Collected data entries
****************
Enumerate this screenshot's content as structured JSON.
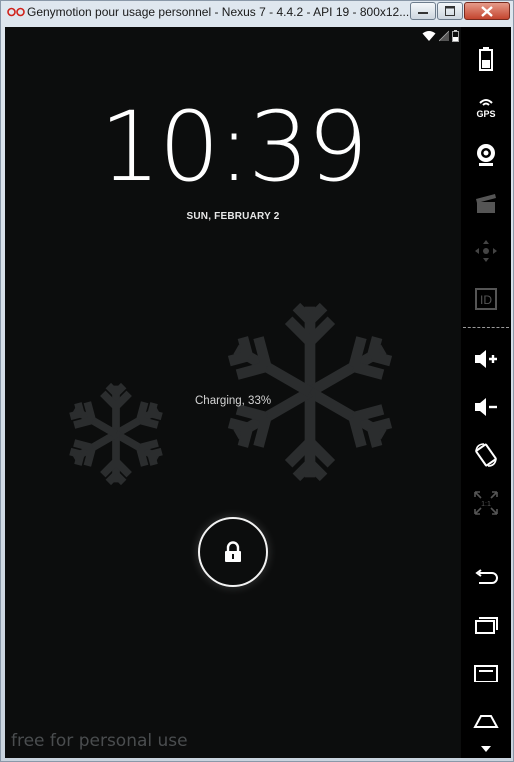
{
  "window": {
    "title": "Genymotion pour usage personnel - Nexus 7 - 4.4.2 - API 19 - 800x12..."
  },
  "lockscreen": {
    "time": "10:39",
    "date": "SUN, FEBRUARY 2",
    "charging_status": "Charging, 33%",
    "watermark": "free for personal use"
  },
  "toolbar": {
    "gps_label": "GPS",
    "id_label": "ID",
    "pixel_perfect_label": "1:1",
    "items": [
      "battery",
      "gps",
      "webcam",
      "screencast",
      "remote-control",
      "device-id",
      "volume-up",
      "volume-down",
      "rotate",
      "pixel-perfect",
      "back",
      "recent-apps",
      "menu",
      "home"
    ]
  },
  "colors": {
    "screen_bg": "#0c0d0d",
    "snowflake": "#2b2d2e",
    "text": "#ffffff"
  }
}
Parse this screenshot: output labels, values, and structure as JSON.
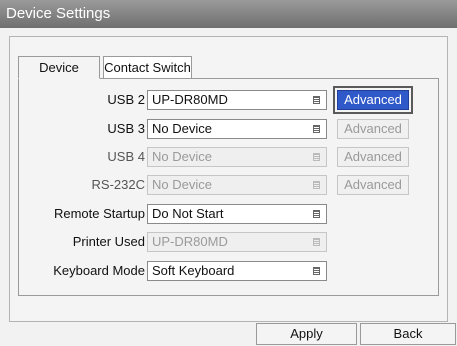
{
  "window": {
    "title": "Device Settings"
  },
  "tabs": [
    {
      "label": "Device",
      "active": true
    },
    {
      "label": "Contact Switch",
      "active": false
    }
  ],
  "rows": [
    {
      "label": "USB 2",
      "value": "UP-DR80MD",
      "enabled": true,
      "button": "Advanced",
      "button_enabled": true
    },
    {
      "label": "USB 3",
      "value": "No Device",
      "enabled": true,
      "button": "Advanced",
      "button_enabled": false
    },
    {
      "label": "USB 4",
      "value": "No Device",
      "enabled": false,
      "button": "Advanced",
      "button_enabled": false
    },
    {
      "label": "RS-232C",
      "value": "No Device",
      "enabled": false,
      "button": "Advanced",
      "button_enabled": false
    },
    {
      "label": "Remote Startup",
      "value": "Do Not Start",
      "enabled": true
    },
    {
      "label": "Printer Used",
      "value": "UP-DR80MD",
      "enabled": false
    },
    {
      "label": "Keyboard Mode",
      "value": "Soft Keyboard",
      "enabled": true
    }
  ],
  "footer": {
    "apply_label": "Apply",
    "back_label": "Back"
  },
  "colors": {
    "accent": "#2f58c8",
    "titlebar": "#7f7f7f"
  }
}
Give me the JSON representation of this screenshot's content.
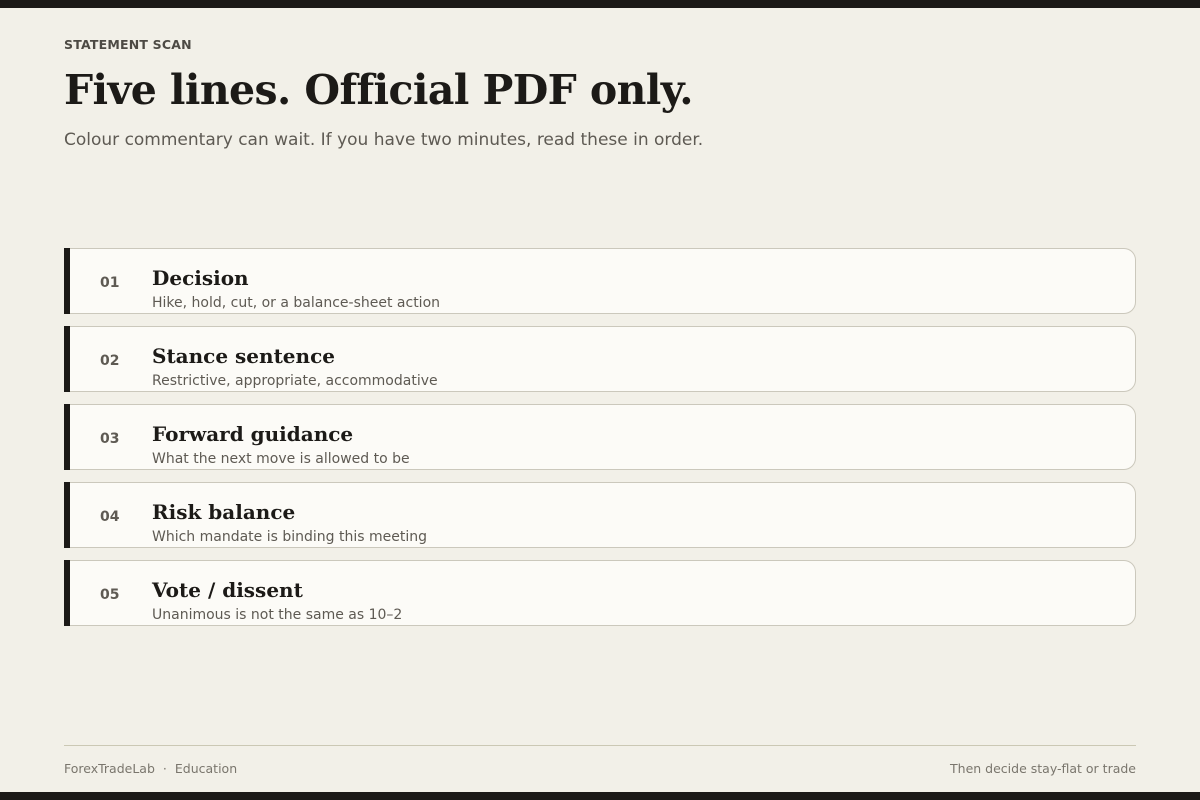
{
  "eyebrow": "STATEMENT SCAN",
  "headline": "Five lines. Official PDF only.",
  "subhead": "Colour commentary can wait. If you have two minutes, read these in order.",
  "items": [
    {
      "num": "01",
      "title": "Decision",
      "desc": "Hike, hold, cut, or a balance-sheet action"
    },
    {
      "num": "02",
      "title": "Stance sentence",
      "desc": "Restrictive, appropriate, accommodative"
    },
    {
      "num": "03",
      "title": "Forward guidance",
      "desc": "What the next move is allowed to be"
    },
    {
      "num": "04",
      "title": "Risk balance",
      "desc": "Which mandate is binding this meeting"
    },
    {
      "num": "05",
      "title": "Vote / dissent",
      "desc": "Unanimous is not the same as 10–2"
    }
  ],
  "footer": {
    "brand": "ForexTradeLab",
    "separator": "·",
    "section": "Education",
    "note": "Then decide stay-flat or trade"
  },
  "colors": {
    "background": "#f2f0e8",
    "card": "#fcfbf7",
    "ink": "#1c1a17",
    "muted": "#5e5a53"
  }
}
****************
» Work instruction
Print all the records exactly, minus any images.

» Output for this task
Enumerate this screenshot's content as structured JSON.
{
  "window": {
    "title": "Genymotion pour usage personnel - Nexus 7 - 4.4.2 - API 19 - 800x12..."
  },
  "lockscreen": {
    "time": "10:39",
    "date": "SUN, FEBRUARY 2",
    "charging_status": "Charging, 33%",
    "watermark": "free for personal use"
  },
  "toolbar": {
    "gps_label": "GPS",
    "id_label": "ID",
    "pixel_perfect_label": "1:1",
    "items": [
      "battery",
      "gps",
      "webcam",
      "screencast",
      "remote-control",
      "device-id",
      "volume-up",
      "volume-down",
      "rotate",
      "pixel-perfect",
      "back",
      "recent-apps",
      "menu",
      "home"
    ]
  },
  "colors": {
    "screen_bg": "#0c0d0d",
    "snowflake": "#2b2d2e",
    "text": "#ffffff"
  }
}
Parse this screenshot: output labels, values, and structure as JSON.
{
  "window": {
    "title": "Device Settings"
  },
  "tabs": [
    {
      "label": "Device",
      "active": true
    },
    {
      "label": "Contact Switch",
      "active": false
    }
  ],
  "rows": [
    {
      "label": "USB 2",
      "value": "UP-DR80MD",
      "enabled": true,
      "button": "Advanced",
      "button_enabled": true
    },
    {
      "label": "USB 3",
      "value": "No Device",
      "enabled": true,
      "button": "Advanced",
      "button_enabled": false
    },
    {
      "label": "USB 4",
      "value": "No Device",
      "enabled": false,
      "button": "Advanced",
      "button_enabled": false
    },
    {
      "label": "RS-232C",
      "value": "No Device",
      "enabled": false,
      "button": "Advanced",
      "button_enabled": false
    },
    {
      "label": "Remote Startup",
      "value": "Do Not Start",
      "enabled": true
    },
    {
      "label": "Printer Used",
      "value": "UP-DR80MD",
      "enabled": false
    },
    {
      "label": "Keyboard Mode",
      "value": "Soft Keyboard",
      "enabled": true
    }
  ],
  "footer": {
    "apply_label": "Apply",
    "back_label": "Back"
  },
  "colors": {
    "accent": "#2f58c8",
    "titlebar": "#7f7f7f"
  }
}
Give me the JSON representation of this screenshot's content.
{
  "eyebrow": "STATEMENT SCAN",
  "headline": "Five lines. Official PDF only.",
  "subhead": "Colour commentary can wait. If you have two minutes, read these in order.",
  "items": [
    {
      "num": "01",
      "title": "Decision",
      "desc": "Hike, hold, cut, or a balance-sheet action"
    },
    {
      "num": "02",
      "title": "Stance sentence",
      "desc": "Restrictive, appropriate, accommodative"
    },
    {
      "num": "03",
      "title": "Forward guidance",
      "desc": "What the next move is allowed to be"
    },
    {
      "num": "04",
      "title": "Risk balance",
      "desc": "Which mandate is binding this meeting"
    },
    {
      "num": "05",
      "title": "Vote / dissent",
      "desc": "Unanimous is not the same as 10–2"
    }
  ],
  "footer": {
    "brand": "ForexTradeLab",
    "separator": "·",
    "section": "Education",
    "note": "Then decide stay-flat or trade"
  },
  "colors": {
    "background": "#f2f0e8",
    "card": "#fcfbf7",
    "ink": "#1c1a17",
    "muted": "#5e5a53"
  }
}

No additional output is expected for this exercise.